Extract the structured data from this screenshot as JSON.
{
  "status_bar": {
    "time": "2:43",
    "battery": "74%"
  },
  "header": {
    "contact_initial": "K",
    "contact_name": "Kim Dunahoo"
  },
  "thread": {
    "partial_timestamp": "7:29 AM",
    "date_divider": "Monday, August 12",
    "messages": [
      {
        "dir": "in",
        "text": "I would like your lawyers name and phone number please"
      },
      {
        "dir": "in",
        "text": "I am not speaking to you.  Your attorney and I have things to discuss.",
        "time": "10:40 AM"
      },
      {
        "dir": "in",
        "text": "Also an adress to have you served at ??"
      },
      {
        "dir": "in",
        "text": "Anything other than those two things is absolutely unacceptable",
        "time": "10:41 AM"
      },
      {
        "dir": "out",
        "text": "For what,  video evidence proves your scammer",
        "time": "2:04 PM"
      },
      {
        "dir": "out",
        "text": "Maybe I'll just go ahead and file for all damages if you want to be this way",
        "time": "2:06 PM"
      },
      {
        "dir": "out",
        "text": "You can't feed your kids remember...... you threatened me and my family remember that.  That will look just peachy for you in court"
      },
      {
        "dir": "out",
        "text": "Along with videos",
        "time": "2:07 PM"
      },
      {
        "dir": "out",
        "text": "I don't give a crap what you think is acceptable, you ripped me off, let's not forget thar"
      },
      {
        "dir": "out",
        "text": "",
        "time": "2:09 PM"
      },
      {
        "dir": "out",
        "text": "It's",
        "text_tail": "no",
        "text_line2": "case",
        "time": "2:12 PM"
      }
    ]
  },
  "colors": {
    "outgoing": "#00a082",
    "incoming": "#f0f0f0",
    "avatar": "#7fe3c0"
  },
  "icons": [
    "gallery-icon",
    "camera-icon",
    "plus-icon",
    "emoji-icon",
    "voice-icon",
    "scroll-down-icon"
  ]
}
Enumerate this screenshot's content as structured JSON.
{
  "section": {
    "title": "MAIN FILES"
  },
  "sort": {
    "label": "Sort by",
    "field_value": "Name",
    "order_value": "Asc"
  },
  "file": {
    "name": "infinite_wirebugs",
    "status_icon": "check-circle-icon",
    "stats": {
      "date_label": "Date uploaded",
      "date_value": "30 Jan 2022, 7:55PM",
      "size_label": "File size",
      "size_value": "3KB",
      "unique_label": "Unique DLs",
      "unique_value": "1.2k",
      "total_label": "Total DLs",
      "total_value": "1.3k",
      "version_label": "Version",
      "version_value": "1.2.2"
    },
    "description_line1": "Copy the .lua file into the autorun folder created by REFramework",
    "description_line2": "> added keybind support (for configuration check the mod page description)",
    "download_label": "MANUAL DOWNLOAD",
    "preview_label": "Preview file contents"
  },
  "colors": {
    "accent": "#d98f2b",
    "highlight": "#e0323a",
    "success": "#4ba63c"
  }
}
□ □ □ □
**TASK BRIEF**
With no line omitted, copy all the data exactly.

**ANSWER BELOW**
Extract the structured data from this screenshot as JSON.
{
  "status_bar": {
    "time": "2:43",
    "battery": "74%"
  },
  "header": {
    "contact_initial": "K",
    "contact_name": "Kim Dunahoo"
  },
  "thread": {
    "partial_timestamp": "7:29 AM",
    "date_divider": "Monday, August 12",
    "messages": [
      {
        "dir": "in",
        "text": "I would like your lawyers name and phone number please"
      },
      {
        "dir": "in",
        "text": "I am not speaking to you.  Your attorney and I have things to discuss.",
        "time": "10:40 AM"
      },
      {
        "dir": "in",
        "text": "Also an adress to have you served at ??"
      },
      {
        "dir": "in",
        "text": "Anything other than those two things is absolutely unacceptable",
        "time": "10:41 AM"
      },
      {
        "dir": "out",
        "text": "For what,  video evidence proves your scammer",
        "time": "2:04 PM"
      },
      {
        "dir": "out",
        "text": "Maybe I'll just go ahead and file for all damages if you want to be this way",
        "time": "2:06 PM"
      },
      {
        "dir": "out",
        "text": "You can't feed your kids remember...... you threatened me and my family remember that.  That will look just peachy for you in court"
      },
      {
        "dir": "out",
        "text": "Along with videos",
        "time": "2:07 PM"
      },
      {
        "dir": "out",
        "text": "I don't give a crap what you think is acceptable, you ripped me off, let's not forget thar"
      },
      {
        "dir": "out",
        "text": "",
        "time": "2:09 PM"
      },
      {
        "dir": "out",
        "text": "It's",
        "text_tail": "no",
        "text_line2": "case",
        "time": "2:12 PM"
      }
    ]
  },
  "colors": {
    "outgoing": "#00a082",
    "incoming": "#f0f0f0",
    "avatar": "#7fe3c0"
  },
  "icons": [
    "gallery-icon",
    "camera-icon",
    "plus-icon",
    "emoji-icon",
    "voice-icon",
    "scroll-down-icon"
  ]
}
Enumerate this screenshot's content as structured JSON.
{
  "section": {
    "title": "MAIN FILES"
  },
  "sort": {
    "label": "Sort by",
    "field_value": "Name",
    "order_value": "Asc"
  },
  "file": {
    "name": "infinite_wirebugs",
    "status_icon": "check-circle-icon",
    "stats": {
      "date_label": "Date uploaded",
      "date_value": "30 Jan 2022, 7:55PM",
      "size_label": "File size",
      "size_value": "3KB",
      "unique_label": "Unique DLs",
      "unique_value": "1.2k",
      "total_label": "Total DLs",
      "total_value": "1.3k",
      "version_label": "Version",
      "version_value": "1.2.2"
    },
    "description_line1": "Copy the .lua file into the autorun folder created by REFramework",
    "description_line2": "> added keybind support (for configuration check the mod page description)",
    "download_label": "MANUAL DOWNLOAD",
    "preview_label": "Preview file contents"
  },
  "colors": {
    "accent": "#d98f2b",
    "highlight": "#e0323a",
    "success": "#4ba63c"
  }
}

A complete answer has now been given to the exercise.